Positively Beautiful: Will you win with willpower?Whenever I travel, I bring back a present for my son, Grant. It’s as much for me as it is for him – it soothes my momma guilt for being away, at least a little bit.
By: Dr. Susan Mathison, INFORUM
Whenever I travel, I bring back a present for my son, Grant. It’s as much for me as it is for him – it soothes my momma guilt for being away, at least a little bit.
He used to be over-the-moon excited about simple trinkets like a key-chain, or a book. Mexican jumping beans were a big hit. He proudly proclaimed them as his new pets.
But now that he is 5-and-a-HALF (his emphasis) his tastes are becoming more sophisticated. Batteries are now a necessity for enthusiasm. It takes searching to find something that will strike his electronic fancy within my $10 budget. A small “Star Wars” light saber was a big hit recently.
He always wants me to tell him what I’m bringing home. The suspense is hard on him.
We were recently under heavy negotiations for a new device. He wanted a small portable DVD player, like the one he had destroyed last year by prying it apart trying to figure out its inner workings.
I told him he couldn’t get new things all the time, and he’d have to wait for a birthday or holiday. Negotiations continued, loudly. My likelihood of needing hearing aids in the next year increased significantly. But I held firm, sort of.
I had a trip coming up. A thought crossed my mind, “Maybe I can run a little experiment to test his willpower?”
I had read about the marshmallow game, a study run by psychologists in which pre-school-age children were offered an immediate marshmallow or two marshmallows if they could wait a few minutes until the researcher came back to the room.

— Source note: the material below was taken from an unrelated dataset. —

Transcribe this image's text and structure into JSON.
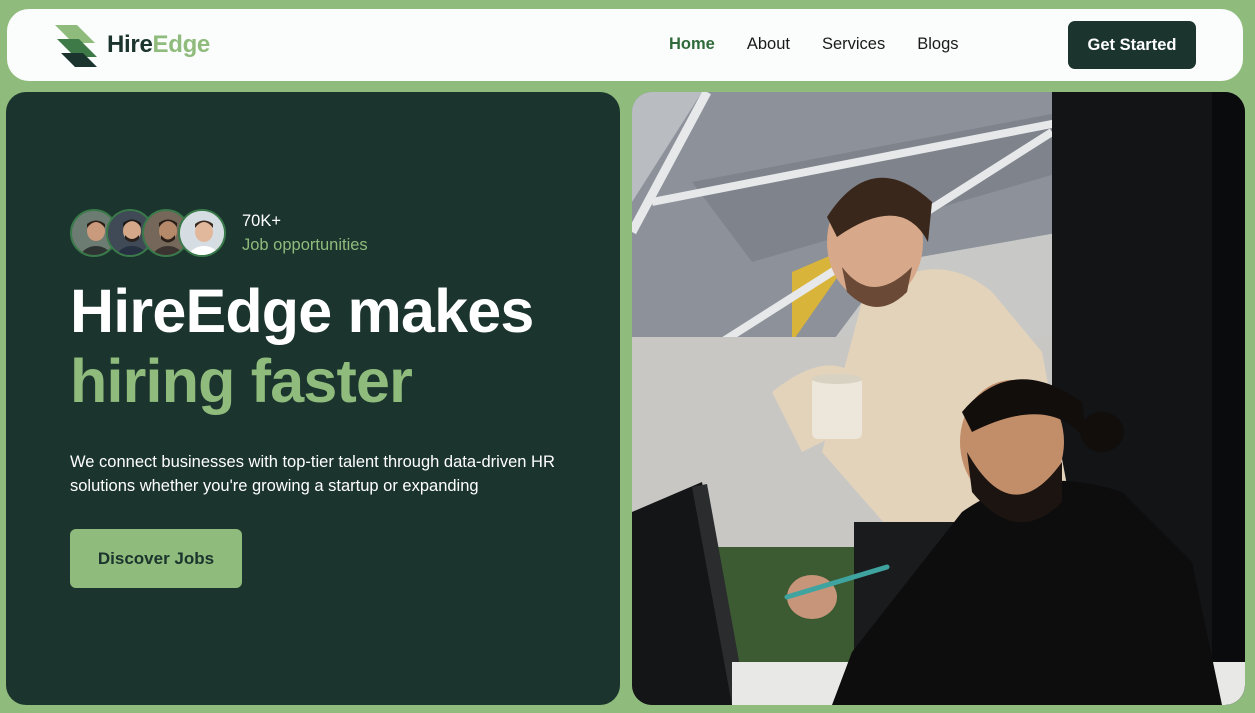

About a third of the children were able to hold off long enough to earn the reward of a second treat.
They did a follow-up study 40 years later and found those children who had to willpower to resist the temptation of the immediate marshmallow had more success as adults, with better grades, higher self-esteem and bigger bank accounts.
I told him that since I had a conference trip coming up, I would consider giving him the DVD player as his trip present. I offered that we could go purchase it later today, but this would be the only gift and I would not bring back any surprise presents. Or, if he could wait until I got home, I would give him the DVD player plus and additional gift.
I was not surprised that my intense little boy chose immediate gratification. I will likely have a teaching moment when I return later this week with empty hands. I’ll remind him of our deal.
Willpower is a complex mind-body response that gives us the ability to resist short-term gratification in pursuit of long-term goals or objectives.
Stanford health psychologist Kelly McGonigal calls willpower the pause-and-plan response that puts your body in a calmer state in order to withstand temptation and potentially self-destructive urges. It also activates the brain’s pre-frontal cortex to access the mindset and motivation for long-term good.
Stress, on the other hand, activates the flight-our-flight response and depletes the energy needed to make wiser, big-picture choices.
Adequate sleep, a healthy diet and mindful breathing to settle down the stress response will improve your access to willpower.
Studies also show that willpower reserves get drained over the course of the day, even if tasks are unrelated such as controlling emotions, saying no to dessert or focusing on a report.
But McGonigal feels that willpower can be trained like muscle, and practicing can increase the strength and stamina of willpower.
The keys appear to be meditation and exercise, both aerobic and yoga practices. These actually create measurable changes in the previously mentioned pre-frontal cortex area of the brain.
Grant gets plenty of aerobic exercise, and he does a version of the yoga pose downward dog that he calls two-legged dog. (Hilarious, especially to Mom.) And we work on deep-breathing, especially to blow away frustration and anger.
But I think it might be awhile until I can get him meditating, and when he does, he’ll likely be pondering gadgets and wires, along with the meaning of life. We’ll see how far his willpower will take him then!
This column was written exclusively for The Forum.
Dr. Susan Mathison founded Catalyst Medical Center in Fargo and created PositivelyBeautiful.com. Email her at firstname.lastname@example.org.